Some countries may have upper age limits so if you are 60 or over you need to check which countries might not offer you a visa. In the middle east they like you to have had two years post CELTA experience. In China, you should make sure you have the appropriate Z visa to avoid being jailed for illegal entry.
You also have a DELTA. What advice would you give people thinking about taking the Delta?
The DELTA is a three-part level 7 qualification for teachers who have two years post CELTA experience or 1500 hours classroom experience. In some cases it may even be possible to do the DELTA without the CELTA if you have a few years relevant teaching experience, but that would be at the discretion of the centre offering DELTA.
Back on to Nottingham where you teach now -- why would you recommend people to take the CELTA in the city?
Nottingham is a large enough city to have plenty of entertainment and, having two universities and a large college of further education, it is geared up for young people. It is small enough not to be too intimidating and prices for going out are very reasonable indeed.

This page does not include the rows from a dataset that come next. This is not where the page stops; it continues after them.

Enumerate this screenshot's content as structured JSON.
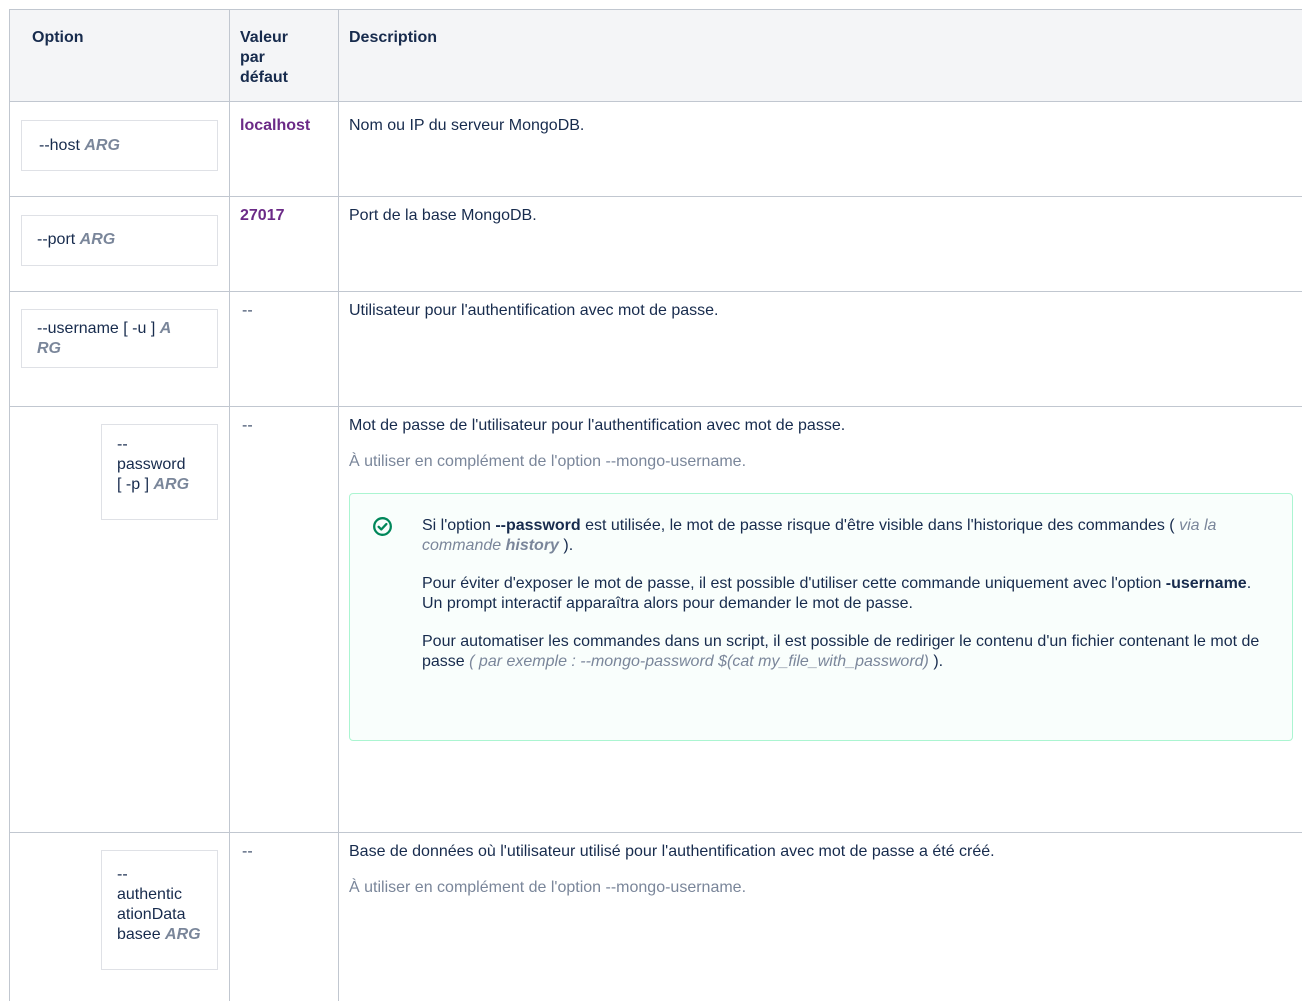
{
  "headers": {
    "option": "Option",
    "default_l1": "Valeur",
    "default_l2": "par",
    "default_l3": "défaut",
    "description": "Description"
  },
  "rows": [
    {
      "option": "--host ",
      "arg": "ARG",
      "default": "localhost",
      "description": "Nom ou IP du serveur MongoDB."
    },
    {
      "option": "--port ",
      "arg": "ARG",
      "default": "27017",
      "description": "Port de la base MongoDB."
    },
    {
      "option_l1": "--username [ -u ] ",
      "arg_l1": "A",
      "arg_l2": "RG",
      "default": "--",
      "description": "Utilisateur pour l'authentification avec mot de passe."
    },
    {
      "option_l1": "--",
      "option_l2": "password",
      "option_l3": "[ -p ] ",
      "arg": "ARG",
      "default": "--",
      "description": "Mot de passe de l'utilisateur pour l'authentification avec mot de passe.",
      "note": "À utiliser en complément de l'option --mongo-username.",
      "panel": {
        "icon": "check-circle-icon",
        "p1_a": "Si l'option ",
        "p1_b": "--password",
        "p1_c": " est utilisée, le mot de passe risque d'être visible dans l'historique des commandes ( ",
        "p1_d": "via la commande ",
        "p1_e": "history",
        "p1_f": " ).",
        "p2_a": "Pour éviter d'exposer le mot de passe, il est possible d'utiliser cette commande uniquement avec l'option ",
        "p2_b": "-username",
        "p2_c": ". Un prompt interactif apparaîtra alors pour demander le mot de passe.",
        "p3_a": "Pour automatiser les commandes dans un script, il est possible de rediriger le contenu d'un fichier contenant le mot de passe ",
        "p3_b": "( par exemple : --mongo-password $(cat my_file_with_password)",
        "p3_c": " )."
      }
    },
    {
      "option_l1": "--",
      "option_l2": "authentic",
      "option_l3": "ationData",
      "option_l4": "basee ",
      "arg": "ARG",
      "default": "--",
      "description": "Base de données où l'utilisateur utilisé pour l'authentification avec mot de passe a été créé.",
      "note": "À utiliser en complément de l'option --mongo-username."
    }
  ],
  "colors": {
    "border": "#c1c7d0",
    "header_bg": "#f4f5f7",
    "default_value": "#6b2a87",
    "arg": "#7a869a",
    "success_border": "#abf5d1",
    "success_icon": "#00875a"
  }
}
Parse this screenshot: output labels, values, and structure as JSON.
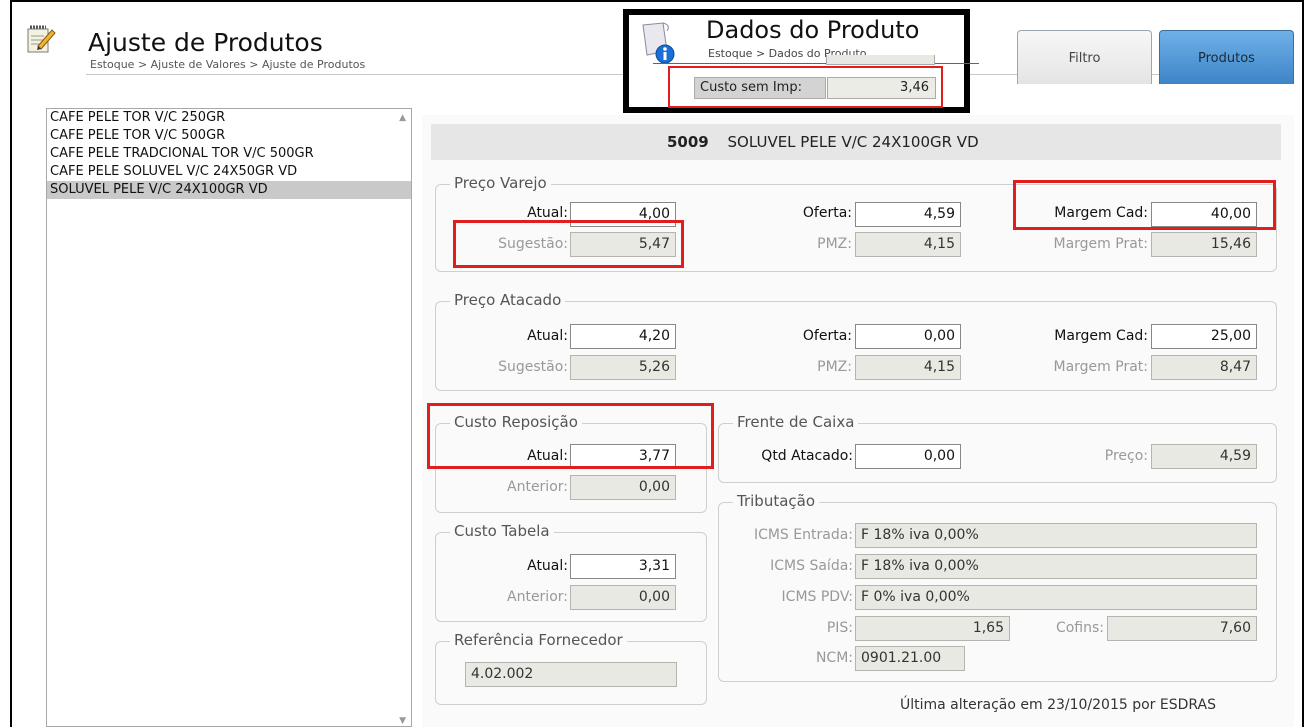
{
  "app": {
    "title": "Ajuste de Produtos",
    "breadcrumb": "Estoque > Ajuste de Valores > Ajuste de Produtos"
  },
  "tabs": [
    {
      "label": "Filtro",
      "active": false
    },
    {
      "label": "Produtos",
      "active": true
    }
  ],
  "popup": {
    "title": "Dados do Produto",
    "breadcrumb": "Estoque > Dados do Produto",
    "custo_label": "Custo sem Imp:",
    "custo_value": "3,46"
  },
  "products": [
    "CAFE PELE TOR V/C 250GR",
    "CAFE PELE TOR V/C 500GR",
    "CAFE PELE TRADCIONAL TOR V/C 500GR",
    "CAFE PELE SOLUVEL V/C 24X50GR VD",
    "SOLUVEL PELE V/C 24X100GR VD"
  ],
  "selected_product": {
    "code": "5009",
    "name": "SOLUVEL PELE V/C 24X100GR VD"
  },
  "preco_varejo": {
    "legend": "Preço Varejo",
    "atual_label": "Atual:",
    "atual": "4,00",
    "sugestao_label": "Sugestão:",
    "sugestao": "5,47",
    "oferta_label": "Oferta:",
    "oferta": "4,59",
    "pmz_label": "PMZ:",
    "pmz": "4,15",
    "margem_cad_label": "Margem Cad:",
    "margem_cad": "40,00",
    "margem_prat_label": "Margem Prat:",
    "margem_prat": "15,46"
  },
  "preco_atacado": {
    "legend": "Preço Atacado",
    "atual_label": "Atual:",
    "atual": "4,20",
    "sugestao_label": "Sugestão:",
    "sugestao": "5,26",
    "oferta_label": "Oferta:",
    "oferta": "0,00",
    "pmz_label": "PMZ:",
    "pmz": "4,15",
    "margem_cad_label": "Margem Cad:",
    "margem_cad": "25,00",
    "margem_prat_label": "Margem Prat:",
    "margem_prat": "8,47"
  },
  "custo_reposicao": {
    "legend": "Custo Reposição",
    "atual_label": "Atual:",
    "atual": "3,77",
    "anterior_label": "Anterior:",
    "anterior": "0,00"
  },
  "custo_tabela": {
    "legend": "Custo Tabela",
    "atual_label": "Atual:",
    "atual": "3,31",
    "anterior_label": "Anterior:",
    "anterior": "0,00"
  },
  "referencia_fornecedor": {
    "legend": "Referência Fornecedor",
    "value": "4.02.002"
  },
  "frente_caixa": {
    "legend": "Frente de Caixa",
    "qtd_label": "Qtd Atacado:",
    "qtd": "0,00",
    "preco_label": "Preço:",
    "preco": "4,59"
  },
  "tributacao": {
    "legend": "Tributação",
    "icms_entrada_label": "ICMS Entrada:",
    "icms_entrada": "F 18% iva 0,00%",
    "icms_saida_label": "ICMS Saída:",
    "icms_saida": "F 18% iva 0,00%",
    "icms_pdv_label": "ICMS PDV:",
    "icms_pdv": "F 0% iva 0,00%",
    "pis_label": "PIS:",
    "pis": "1,65",
    "cofins_label": "Cofins:",
    "cofins": "7,60",
    "ncm_label": "NCM:",
    "ncm": "0901.21.00"
  },
  "footer": "Última alteração em 23/10/2015 por ESDRAS",
  "colors": {
    "highlight_red": "#e01e1e",
    "active_tab": "#3d85c8"
  }
}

Finally Marie, what is your favourite place in Nottingham?
I really enjoy having lunch in the Tarn Thai as it is very reasonably priced and a great place to meet friends and chat. The food is always excellent and is beautifully presented. The Kitty Cat café is fun for cat lovers and Rock City is a great music venue. There are really too many places to mention.
TESOL in Nottingham
Nottingham, known for Robin Hood and Sherwood Forest, is a vibrant and cosmopolitan city based in the heart of the UK. Built on centuries of history, Nottingham has a famous castle, historic caves to explore and also home to Wollaton Hall (also known as Wayne mansion in the Dark Knight Trilogy). By night, the city is filled with cultural activities, such as live concerts and theatre, and has a plethora of restaurants and one of the oldest pubs in the UK that has been a Nottingham treasure for over 800 years.